=== Section Start ===

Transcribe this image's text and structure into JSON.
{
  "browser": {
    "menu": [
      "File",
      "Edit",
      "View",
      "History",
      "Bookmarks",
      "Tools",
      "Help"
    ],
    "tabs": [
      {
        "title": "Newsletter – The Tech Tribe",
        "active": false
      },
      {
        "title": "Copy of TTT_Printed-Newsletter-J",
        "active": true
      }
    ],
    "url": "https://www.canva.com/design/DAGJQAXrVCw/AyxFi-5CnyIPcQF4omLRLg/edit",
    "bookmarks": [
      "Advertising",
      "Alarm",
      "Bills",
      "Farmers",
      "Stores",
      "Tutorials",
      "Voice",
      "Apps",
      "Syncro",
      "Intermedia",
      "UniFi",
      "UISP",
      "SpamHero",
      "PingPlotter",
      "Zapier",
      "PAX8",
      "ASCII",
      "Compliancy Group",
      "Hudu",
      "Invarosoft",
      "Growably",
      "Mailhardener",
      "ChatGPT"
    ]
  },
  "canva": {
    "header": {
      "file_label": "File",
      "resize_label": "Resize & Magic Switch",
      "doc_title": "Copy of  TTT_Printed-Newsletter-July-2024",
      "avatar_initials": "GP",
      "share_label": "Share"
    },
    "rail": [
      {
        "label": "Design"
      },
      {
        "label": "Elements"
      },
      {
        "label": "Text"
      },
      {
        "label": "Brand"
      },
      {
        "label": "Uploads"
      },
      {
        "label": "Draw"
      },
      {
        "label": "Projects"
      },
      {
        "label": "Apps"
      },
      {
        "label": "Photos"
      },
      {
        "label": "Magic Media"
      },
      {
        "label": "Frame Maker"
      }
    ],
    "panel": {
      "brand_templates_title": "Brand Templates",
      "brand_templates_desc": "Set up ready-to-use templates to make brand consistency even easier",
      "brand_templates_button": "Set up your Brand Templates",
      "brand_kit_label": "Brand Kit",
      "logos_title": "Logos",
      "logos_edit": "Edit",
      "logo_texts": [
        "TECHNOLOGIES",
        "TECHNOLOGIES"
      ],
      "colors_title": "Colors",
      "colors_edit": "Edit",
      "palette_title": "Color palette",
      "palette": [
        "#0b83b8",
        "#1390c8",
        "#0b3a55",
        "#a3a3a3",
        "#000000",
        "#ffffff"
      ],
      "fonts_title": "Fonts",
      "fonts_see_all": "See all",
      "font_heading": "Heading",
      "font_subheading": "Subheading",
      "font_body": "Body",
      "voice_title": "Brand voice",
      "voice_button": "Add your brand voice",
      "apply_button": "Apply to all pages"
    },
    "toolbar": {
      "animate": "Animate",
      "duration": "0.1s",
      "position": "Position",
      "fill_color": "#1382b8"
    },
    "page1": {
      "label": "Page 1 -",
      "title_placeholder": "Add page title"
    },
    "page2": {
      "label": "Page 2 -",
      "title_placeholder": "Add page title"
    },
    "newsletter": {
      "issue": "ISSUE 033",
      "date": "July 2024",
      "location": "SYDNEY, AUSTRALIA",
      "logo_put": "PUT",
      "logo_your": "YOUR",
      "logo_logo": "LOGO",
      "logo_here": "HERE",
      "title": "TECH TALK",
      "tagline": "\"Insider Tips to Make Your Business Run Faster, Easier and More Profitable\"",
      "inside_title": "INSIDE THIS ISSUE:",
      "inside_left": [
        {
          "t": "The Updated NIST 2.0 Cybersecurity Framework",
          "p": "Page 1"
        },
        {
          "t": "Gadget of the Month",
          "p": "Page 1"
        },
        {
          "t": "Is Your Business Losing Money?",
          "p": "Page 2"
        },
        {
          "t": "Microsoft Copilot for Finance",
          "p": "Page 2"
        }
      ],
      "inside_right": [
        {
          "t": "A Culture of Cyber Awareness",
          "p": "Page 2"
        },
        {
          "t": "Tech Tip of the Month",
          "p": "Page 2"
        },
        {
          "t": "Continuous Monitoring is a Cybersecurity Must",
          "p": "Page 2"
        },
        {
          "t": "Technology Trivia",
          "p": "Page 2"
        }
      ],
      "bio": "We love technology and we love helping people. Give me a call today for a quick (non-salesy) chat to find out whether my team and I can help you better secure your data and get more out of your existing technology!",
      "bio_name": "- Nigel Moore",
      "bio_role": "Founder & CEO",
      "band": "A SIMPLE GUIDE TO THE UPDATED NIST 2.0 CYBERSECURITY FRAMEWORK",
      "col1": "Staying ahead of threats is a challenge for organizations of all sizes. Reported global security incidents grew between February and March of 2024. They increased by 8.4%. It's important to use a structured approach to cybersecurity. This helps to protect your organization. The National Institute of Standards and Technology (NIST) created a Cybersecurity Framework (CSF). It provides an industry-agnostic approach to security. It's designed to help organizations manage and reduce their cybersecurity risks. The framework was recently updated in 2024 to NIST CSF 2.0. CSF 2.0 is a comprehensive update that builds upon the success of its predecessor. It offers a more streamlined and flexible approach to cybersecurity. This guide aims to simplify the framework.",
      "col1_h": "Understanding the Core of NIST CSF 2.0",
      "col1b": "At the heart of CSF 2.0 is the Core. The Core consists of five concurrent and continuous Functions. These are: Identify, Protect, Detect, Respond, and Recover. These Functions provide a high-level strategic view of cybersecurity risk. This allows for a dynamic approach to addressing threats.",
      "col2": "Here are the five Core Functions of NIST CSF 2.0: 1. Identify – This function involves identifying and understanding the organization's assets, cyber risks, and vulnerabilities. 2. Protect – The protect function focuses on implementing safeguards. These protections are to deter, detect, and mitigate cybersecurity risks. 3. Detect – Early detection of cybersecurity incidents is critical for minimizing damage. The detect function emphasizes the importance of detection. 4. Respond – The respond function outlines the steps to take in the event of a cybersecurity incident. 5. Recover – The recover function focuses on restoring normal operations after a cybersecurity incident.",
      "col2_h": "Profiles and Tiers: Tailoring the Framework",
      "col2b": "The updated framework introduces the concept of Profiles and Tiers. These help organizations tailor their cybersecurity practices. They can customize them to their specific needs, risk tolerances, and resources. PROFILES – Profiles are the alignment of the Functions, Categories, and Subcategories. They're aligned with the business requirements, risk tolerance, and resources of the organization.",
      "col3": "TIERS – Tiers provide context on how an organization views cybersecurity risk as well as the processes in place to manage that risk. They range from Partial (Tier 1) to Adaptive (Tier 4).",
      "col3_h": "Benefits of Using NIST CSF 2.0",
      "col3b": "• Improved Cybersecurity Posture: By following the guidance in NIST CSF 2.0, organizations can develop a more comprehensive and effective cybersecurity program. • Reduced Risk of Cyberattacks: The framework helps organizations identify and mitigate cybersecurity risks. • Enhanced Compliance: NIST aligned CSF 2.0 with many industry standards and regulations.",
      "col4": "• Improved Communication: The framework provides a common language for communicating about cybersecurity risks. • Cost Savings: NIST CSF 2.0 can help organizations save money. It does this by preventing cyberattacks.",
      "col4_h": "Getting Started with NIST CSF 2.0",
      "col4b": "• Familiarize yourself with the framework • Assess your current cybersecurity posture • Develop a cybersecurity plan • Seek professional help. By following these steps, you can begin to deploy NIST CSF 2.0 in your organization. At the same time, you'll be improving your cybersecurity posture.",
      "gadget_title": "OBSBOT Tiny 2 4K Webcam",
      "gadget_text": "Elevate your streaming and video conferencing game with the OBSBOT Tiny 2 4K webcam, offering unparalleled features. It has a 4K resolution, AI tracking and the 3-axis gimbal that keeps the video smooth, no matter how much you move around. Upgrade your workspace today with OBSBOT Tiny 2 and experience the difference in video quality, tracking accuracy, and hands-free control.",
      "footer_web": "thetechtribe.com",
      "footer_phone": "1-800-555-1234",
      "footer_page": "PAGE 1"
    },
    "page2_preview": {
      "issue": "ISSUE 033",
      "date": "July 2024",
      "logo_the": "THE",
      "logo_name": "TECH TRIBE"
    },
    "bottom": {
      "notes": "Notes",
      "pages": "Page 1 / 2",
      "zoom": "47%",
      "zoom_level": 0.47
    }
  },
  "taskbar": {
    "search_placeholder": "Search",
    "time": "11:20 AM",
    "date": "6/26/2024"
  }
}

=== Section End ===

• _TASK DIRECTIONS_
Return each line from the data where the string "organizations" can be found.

• _RESULT OF THE EXERCISE_
      "col1": "Staying ahead of threats is a challenge for organizations of all sizes. Reported global security incidents grew between February and March of 2024. They increased by 8.4%. It's important to use a structured approach to cybersecurity. This helps to protect your organization. The National Institute of Standards and Technology (NIST) created a Cybersecurity Framework (CSF). It provides an industry-agnostic approach to security. It's designed to help organizations manage and reduce their cybersecurity risks. The framework was recently updated in 2024 to NIST CSF 2.0. CSF 2.0 is a comprehensive update that builds upon the success of its predecessor. It offers a more streamlined and flexible approach to cybersecurity. This guide aims to simplify the framework.",
      "col2b": "The updated framework introduces the concept of Profiles and Tiers. These help organizations tailor their cybersecurity practices. They can customize them to their specific needs, risk tolerances, and resources. PROFILES – Profiles are the alignment of the Functions, Categories, and Subcategories. They're aligned with the business requirements, risk tolerance, and resources of the organization.",
      "col3b": "• Improved Cybersecurity Posture: By following the guidance in NIST CSF 2.0, organizations can develop a more comprehensive and effective cybersecurity program. • Reduced Risk of Cyberattacks: The framework helps organizations identify and mitigate cybersecurity risks. • Enhanced Compliance: NIST aligned CSF 2.0 with many industry standards and regulations.",
      "col4": "• Improved Communication: The framework provides a common language for communicating about cybersecurity risks. • Cost Savings: NIST CSF 2.0 can help organizations save money. It does this by preventing cyberattacks.",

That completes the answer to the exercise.